5 Secrets to Tender Meat

Good and easy pork tenderloin


Obviously, more expensive cuts of meat are going to be better quality and more tender than cheaper cuts, but if your budget is limited or your options are limited, we’ve got a few tips. Look for meat with a fine meat grain. Tender meat will have fine clusters of muscle fibers and feel soft to the touch. Try to purchase meat cuts with fewer muscle groups, but one muscle group in a cut of meat is best. Choose meat cuts with less connective tissue and little to medium amount of fat marbling depending on your personal preference.


A great option for tenderizing meat is to wet-age your meat during storage. Wet aging meat involves vacuum sealing meat during refrigeration. The natural enzymes in the meat’s juices break down the connective tissue within the meat, and unlike dry aged meat, no volume is lost during the process. In order for this to be done safely and properly, make sure you know when the meat was killed and packed. Make sure the packaging has no leaks and is still air-tight. Refrigerate the meat for 21 to 42 days in a temperature and humidity-controlled space. Exercise caution when using this technique so that meat does not spoil.


When preparing meat to be cooked, a great option for naturally tenderizing your meat is to use a marinade. Not only will acid within marinades break down the connective tissues and leave your meat more tender, but marinades will also add great flavor to every bite. Click here to view our line of 11 renowned marinades and 4 distinctive sauces.
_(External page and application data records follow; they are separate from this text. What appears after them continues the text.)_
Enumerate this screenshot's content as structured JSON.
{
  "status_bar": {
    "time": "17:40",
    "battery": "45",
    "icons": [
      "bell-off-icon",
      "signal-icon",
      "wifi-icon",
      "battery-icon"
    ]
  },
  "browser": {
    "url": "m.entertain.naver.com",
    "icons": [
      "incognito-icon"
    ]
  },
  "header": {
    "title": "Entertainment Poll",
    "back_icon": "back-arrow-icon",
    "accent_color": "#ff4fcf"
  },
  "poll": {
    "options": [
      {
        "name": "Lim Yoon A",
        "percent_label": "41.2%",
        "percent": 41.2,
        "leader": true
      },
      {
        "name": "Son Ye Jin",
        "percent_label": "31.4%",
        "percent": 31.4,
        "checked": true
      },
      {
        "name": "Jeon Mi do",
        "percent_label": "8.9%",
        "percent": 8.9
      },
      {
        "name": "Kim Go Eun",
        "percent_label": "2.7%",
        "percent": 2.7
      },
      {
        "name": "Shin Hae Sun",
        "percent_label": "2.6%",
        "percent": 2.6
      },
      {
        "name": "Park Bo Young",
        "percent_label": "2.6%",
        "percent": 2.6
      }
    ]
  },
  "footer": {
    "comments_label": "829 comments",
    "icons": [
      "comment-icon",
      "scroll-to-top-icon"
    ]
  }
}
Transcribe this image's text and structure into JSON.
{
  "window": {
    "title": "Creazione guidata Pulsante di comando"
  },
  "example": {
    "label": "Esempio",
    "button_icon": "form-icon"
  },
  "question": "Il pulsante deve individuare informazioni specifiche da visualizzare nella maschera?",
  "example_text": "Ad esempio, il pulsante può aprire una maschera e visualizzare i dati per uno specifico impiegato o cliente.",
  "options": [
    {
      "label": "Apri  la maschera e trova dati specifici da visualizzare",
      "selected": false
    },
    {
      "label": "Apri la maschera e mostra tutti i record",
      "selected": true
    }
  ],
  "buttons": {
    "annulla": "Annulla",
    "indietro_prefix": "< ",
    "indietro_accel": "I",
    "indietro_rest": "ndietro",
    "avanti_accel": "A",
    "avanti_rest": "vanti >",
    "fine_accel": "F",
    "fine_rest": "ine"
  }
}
Be careful not to marinade meats too long or they can become mushy. For tips on how long to marinate different types of meat, click here. If you don’t have enough time to marinate your meat before cooking, another great option is to use a meat mallet to break down tough meat fibers. Only light pounding with the rough edge of a meat mallet is necessary. If you don’t have a meat mallet available, you can score the surface of your meat lightly with a knife in a crosshatch pattern or poke small holes into the meat using the prongs of a fork.


If you’ve got a tougher cut of meat, cooking methods can be a great way to still serve a tender cut of meat with your meal. Low and slow cooking methods can help to tenderize tough meat cuts. An easy, low maintenance way to achieve this is by using a slow cooker. Set the meat to cook at a low temperature for 8-10 hours, and be sure to add a sauce, marinade, or broth in order to keep your meat moist and flavorful. Another cooking method that’s great for serving tender meat is sous vide. With this method, meat is vacuum sealed and then cooked in a temperature controlled water bath.


Cutting meat before it has had an opportunity to rest can leave you with dry, tough meat. Allow meat to rest before serving in order to allow the meat to redistribute the juices between muscle fibers and retain the moisture. After resting, slice against the grain of the meat in order to make chewing effortless as the meat fibers naturally fall apart in your mouth.